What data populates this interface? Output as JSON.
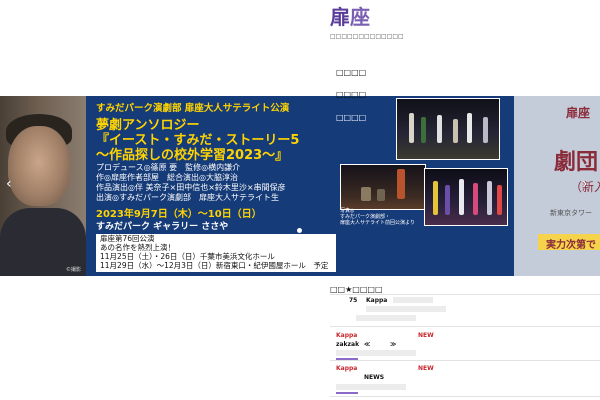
{
  "header": {
    "logo_glyph_1": "扉",
    "logo_glyph_2": "座",
    "tagline": "□□□□□□□□□□□□□",
    "colors": {
      "logo": "#5a3d9a"
    }
  },
  "nav": {
    "items": [
      {
        "label": "□□□□"
      },
      {
        "label": "□□□□"
      },
      {
        "label": "□□□□"
      }
    ]
  },
  "slider": {
    "arrows": {
      "left": "‹",
      "right": "›"
    },
    "photo_credit": "©撮影",
    "title_small": "すみだパーク演劇部 扉座大人サテライト公演",
    "title_line1": "夢劇アンソロジー",
    "title_line2": "『イースト・すみだ・ストーリー5",
    "title_line3": "～作品探しの校外学習2023～』",
    "credits": [
      "プロデュース◎篠原 要　監修◎横内謙介",
      "作◎扉座作者部屋　総合演出◎大脇淳治",
      "作品演出◎伴 美奈子×田中信也×鈴木里沙×串間保彦",
      "出演◎すみだパーク演劇部　扉座大人サテライト生"
    ],
    "date": "2023年9月7日（木）～10日（日）",
    "venue": "すみだパーク ギャラリー ささや",
    "infobox": [
      "扉座第76回公演",
      "あの名作を熱烈上演！",
      "11月25日（土）・26日（日）千葉市美浜文化ホール",
      "11月29日（水）～12月3日（日）新宿東口・紀伊國屋ホール　予定"
    ],
    "photo_caption": [
      "写真◎",
      "すみだパーク演劇部・",
      "扉座大人サテライト前回公演より"
    ],
    "right_panel": {
      "line1": "扉座",
      "line2": "劇団",
      "line3": "（新入",
      "line4": "新東京タワー",
      "line5": "実力次第で"
    },
    "pagination_dots": 3,
    "colors": {
      "background": "#163b79",
      "accent": "#ffd400"
    }
  },
  "news": {
    "heading": "□□★□□□□",
    "rows": [
      {
        "num": "75",
        "title": "Kappa"
      },
      {
        "tag": "Kappa",
        "badge": "NEW",
        "source": "zakzak",
        "prev": "≪",
        "next": "≫"
      },
      {
        "tag": "Kappa",
        "badge": "NEW",
        "label": "NEWS"
      }
    ],
    "colors": {
      "tag": "#c8262e",
      "accent": "#8a6bc7"
    }
  }
}
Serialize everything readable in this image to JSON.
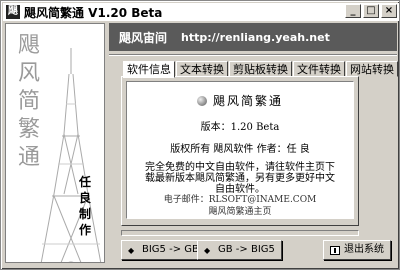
{
  "window": {
    "title": "飓风简繁通 V1.20 Beta",
    "buttons": {
      "minimize": "_",
      "maximize": "□",
      "close": "×"
    }
  },
  "banner": {
    "title": "飓风简繁通",
    "credit": "任良制作"
  },
  "header": {
    "home_label": "飓风宙间",
    "url": "http://renliang.yeah.net"
  },
  "tabs": [
    {
      "label": "软件信息",
      "active": true
    },
    {
      "label": "文本转换",
      "active": false
    },
    {
      "label": "剪贴板转换",
      "active": false
    },
    {
      "label": "文件转换",
      "active": false
    },
    {
      "label": "网站转换",
      "active": false
    }
  ],
  "about": {
    "title": "飓风简繁通",
    "version": "版本：1.20 Beta",
    "copyright": "版权所有 飓风软件   作者：任 良",
    "description": "完全免费的中文自由软件，请往软件主页下载最新版本飓风简繁通，另有更多更好中文自由软件。",
    "email": "电子邮件：RLSOFT@INAME.COM",
    "homepage": "飓风简繁通主页"
  },
  "progress": {
    "value": 0
  },
  "actions": {
    "big5_to_gb": "BIG5 -> GB",
    "gb_to_big5": "GB -> BIG5",
    "exit": "退出系统"
  }
}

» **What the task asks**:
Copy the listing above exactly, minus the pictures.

» **Response to the task**:
What data populates this interface? Output as JSON.
{
  "header": {
    "logo_glyph_1": "扉",
    "logo_glyph_2": "座",
    "tagline": "□□□□□□□□□□□□□",
    "colors": {
      "logo": "#5a3d9a"
    }
  },
  "nav": {
    "items": [
      {
        "label": "□□□□"
      },
      {
        "label": "□□□□"
      },
      {
        "label": "□□□□"
      }
    ]
  },
  "slider": {
    "arrows": {
      "left": "‹",
      "right": "›"
    },
    "photo_credit": "©撮影",
    "title_small": "すみだパーク演劇部 扉座大人サテライト公演",
    "title_line1": "夢劇アンソロジー",
    "title_line2": "『イースト・すみだ・ストーリー5",
    "title_line3": "～作品探しの校外学習2023～』",
    "credits": [
      "プロデュース◎篠原 要　監修◎横内謙介",
      "作◎扉座作者部屋　総合演出◎大脇淳治",
      "作品演出◎伴 美奈子×田中信也×鈴木里沙×串間保彦",
      "出演◎すみだパーク演劇部　扉座大人サテライト生"
    ],
    "date": "2023年9月7日（木）～10日（日）",
    "venue": "すみだパーク ギャラリー ささや",
    "infobox": [
      "扉座第76回公演",
      "あの名作を熱烈上演！",
      "11月25日（土）・26日（日）千葉市美浜文化ホール",
      "11月29日（水）～12月3日（日）新宿東口・紀伊國屋ホール　予定"
    ],
    "photo_caption": [
      "写真◎",
      "すみだパーク演劇部・",
      "扉座大人サテライト前回公演より"
    ],
    "right_panel": {
      "line1": "扉座",
      "line2": "劇団",
      "line3": "（新入",
      "line4": "新東京タワー",
      "line5": "実力次第で"
    },
    "pagination_dots": 3,
    "colors": {
      "background": "#163b79",
      "accent": "#ffd400"
    }
  },
  "news": {
    "heading": "□□★□□□□",
    "rows": [
      {
        "num": "75",
        "title": "Kappa"
      },
      {
        "tag": "Kappa",
        "badge": "NEW",
        "source": "zakzak",
        "prev": "≪",
        "next": "≫"
      },
      {
        "tag": "Kappa",
        "badge": "NEW",
        "label": "NEWS"
      }
    ],
    "colors": {
      "tag": "#c8262e",
      "accent": "#8a6bc7"
    }
  }
}
Serialize everything readable in this image to JSON.
{
  "window": {
    "title": "飓风简繁通 V1.20 Beta",
    "buttons": {
      "minimize": "_",
      "maximize": "□",
      "close": "×"
    }
  },
  "banner": {
    "title": "飓风简繁通",
    "credit": "任良制作"
  },
  "header": {
    "home_label": "飓风宙间",
    "url": "http://renliang.yeah.net"
  },
  "tabs": [
    {
      "label": "软件信息",
      "active": true
    },
    {
      "label": "文本转换",
      "active": false
    },
    {
      "label": "剪贴板转换",
      "active": false
    },
    {
      "label": "文件转换",
      "active": false
    },
    {
      "label": "网站转换",
      "active": false
    }
  ],
  "about": {
    "title": "飓风简繁通",
    "version": "版本：1.20 Beta",
    "copyright": "版权所有 飓风软件   作者：任 良",
    "description": "完全免费的中文自由软件，请往软件主页下载最新版本飓风简繁通，另有更多更好中文自由软件。",
    "email": "电子邮件：RLSOFT@INAME.COM",
    "homepage": "飓风简繁通主页"
  },
  "progress": {
    "value": 0
  },
  "actions": {
    "big5_to_gb": "BIG5 -> GB",
    "gb_to_big5": "GB -> BIG5",
    "exit": "退出系统"
  }
}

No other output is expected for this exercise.